For the fifth time within two months I’m finding myself back in Cambridge, Mass. You can’t imagine how much I love this place. There are many reasons why I think Cambridge is among the most exciting and inspiring places to be. One reason, of course, are the many wonderful friends and colleagues that have been working and living here. Take as one prominent example my brilliant colleague Derek Slater, Fellow at the Berkman Cente and EFF affiliate with whom I had the pleasure to work on a couple of projects. He has just posted two interesting podcasts on his blog. In the first piece, Derek reports about the P2P litigation summit he participated in, arguing that we have to learn more about – and from! – the stories of the people that got sued by the recording industry. In the second podcast, Derek provides a big-picture analysis of possible (technological, business, and policy) approaches to the file-sharing problem. In essence, he makes a strong case why policy-makers should not take drastic measures (such as, e.g., compulsory licensing systems or, as the worst-case scenario, mandatory DRM schemes) to address the current digital media crises. Rather, policy-makers may be well advised to trust in the evolutionary power of market mechanisms on the one hand (emerging business models, in fact, might address the problem) and to focus on the reform of the DMCA and certain procedural protection measures on the other hand.
Archive for November 6th, 2005
Viktor Mayer-Schoenberger, together with John Crowley, has made available online his most recent piece entitled “Napster’s Second Life? – The Regulatory Challenges of Virtual Worlds” on SSRN. By examining virtual worlds like EverQuest and Second Life and using a law and economics approach, the authors develop a scenario as to how the real-world legal system will interact with virtual worlds. Viktor, in essence, argues that virtual worlds will increasingly be engaged in regulatory competition with each other by offering alternative governance structures – including the allocation of intellectual property rights – to their users.

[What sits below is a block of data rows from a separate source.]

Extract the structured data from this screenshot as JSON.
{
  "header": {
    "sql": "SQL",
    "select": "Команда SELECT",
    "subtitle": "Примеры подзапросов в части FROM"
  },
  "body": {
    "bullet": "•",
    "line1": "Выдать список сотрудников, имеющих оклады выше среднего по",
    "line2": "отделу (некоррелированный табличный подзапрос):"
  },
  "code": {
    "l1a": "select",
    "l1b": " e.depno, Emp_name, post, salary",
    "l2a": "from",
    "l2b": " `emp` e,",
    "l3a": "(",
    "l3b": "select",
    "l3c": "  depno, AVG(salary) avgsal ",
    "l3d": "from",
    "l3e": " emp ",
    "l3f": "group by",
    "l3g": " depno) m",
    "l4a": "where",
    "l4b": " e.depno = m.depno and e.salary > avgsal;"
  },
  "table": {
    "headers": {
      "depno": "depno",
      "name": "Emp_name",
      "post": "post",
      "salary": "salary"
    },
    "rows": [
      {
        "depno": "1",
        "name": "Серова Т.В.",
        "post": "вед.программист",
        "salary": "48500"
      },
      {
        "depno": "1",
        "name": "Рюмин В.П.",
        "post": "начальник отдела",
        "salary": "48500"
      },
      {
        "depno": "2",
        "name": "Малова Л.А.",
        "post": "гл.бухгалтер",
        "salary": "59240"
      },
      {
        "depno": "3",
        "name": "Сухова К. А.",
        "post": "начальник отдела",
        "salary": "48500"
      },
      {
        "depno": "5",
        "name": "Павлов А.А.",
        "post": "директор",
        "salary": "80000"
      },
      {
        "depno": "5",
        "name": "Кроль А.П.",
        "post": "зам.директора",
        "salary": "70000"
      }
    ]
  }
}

Further, the authors argue that real-world law makers are unlikely to extend the reach of national legal frameworks into virtual worlds, but might aim at regulating virtual world providers. Against this backdrop, Viktor and John explore some of the potential consequences of such an approach and conclude that such an approach by real-world legislators is likely to backfire and push “virtual worlds along a path similar to the one along which the fight against Napster pushed music sharing – towards a decentralized peer-to-peer model, in which providers themselves disappear, and with them almost any hope of real world lawmakers to directly influence the governance inside virtual worlds.” As an alternative, the authors recommend national lawmakers to facilitate the creation of robust self-governance structures within virtual worlds rather than “napsterizing” virtual world providers.